    1. Google sundried strawberry preserves. Almost all fruit when finished, little cooking needed.
      Used to do the drying under screens off the back porch. If you cannot find a recipe, post that and l will try to dredge up mine. Comes out very, very strawberryish with little glop.

      1. Old-time cooks used to cook apple peel with the fruit, which extracted the pectin and didn't add sugar or interfere with the fruit's own taste. I saw it done as a child but can't help with the details.

        1. I found a recipe for three cups of sugar per one quart of strawberries. I mashed up the strawberries with the sugar in the pan, and then kept it on the stove until it reached 220'. It set up well upon cooling and approved by my roommates.

          Don't know if that helps. I haven't found that I've needed to add additional pectin using this method.

          1. I'm not sure if the sugar thing is going to be an issue here, but I've had luck with equal parts sugar and crushed fruit and the zest of a lemon or two. The lemon peel has natural pectin, and you can cook it until it's the consistency you like. I recently made a four-berry jam with raspberries, blueberries, blackberries, and strawberries. Hope that helps!

            1 Reply
            1. re: Caffeine826

              Raspberries especially have a lot of natural pectin, blueberries and blackberries have some too, so unfortunately you can't sub all strawberries in your method and yield the same results.

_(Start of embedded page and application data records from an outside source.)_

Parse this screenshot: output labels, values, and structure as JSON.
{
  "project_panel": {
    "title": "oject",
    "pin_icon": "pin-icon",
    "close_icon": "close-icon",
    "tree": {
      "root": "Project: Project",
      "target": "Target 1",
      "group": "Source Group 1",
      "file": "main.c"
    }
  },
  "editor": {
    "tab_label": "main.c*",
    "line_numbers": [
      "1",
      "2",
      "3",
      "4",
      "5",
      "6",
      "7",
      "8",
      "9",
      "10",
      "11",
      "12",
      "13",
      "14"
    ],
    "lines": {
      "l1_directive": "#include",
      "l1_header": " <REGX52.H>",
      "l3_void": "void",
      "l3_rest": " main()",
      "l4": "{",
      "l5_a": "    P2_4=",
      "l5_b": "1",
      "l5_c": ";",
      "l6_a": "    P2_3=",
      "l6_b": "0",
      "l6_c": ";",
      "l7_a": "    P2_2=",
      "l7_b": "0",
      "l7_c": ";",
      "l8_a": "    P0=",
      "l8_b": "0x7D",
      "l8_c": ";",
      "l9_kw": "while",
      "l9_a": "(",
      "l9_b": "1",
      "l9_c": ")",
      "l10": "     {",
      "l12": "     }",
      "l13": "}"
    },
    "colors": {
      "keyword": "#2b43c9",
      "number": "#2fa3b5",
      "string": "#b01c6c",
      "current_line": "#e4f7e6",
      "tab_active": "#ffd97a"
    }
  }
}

              BUT if the OP keeps her jam in the freezer instead of canning it, she doesn't have to worry about pectin and can do whatever she wants. This would be for personal use only, up to a year or so.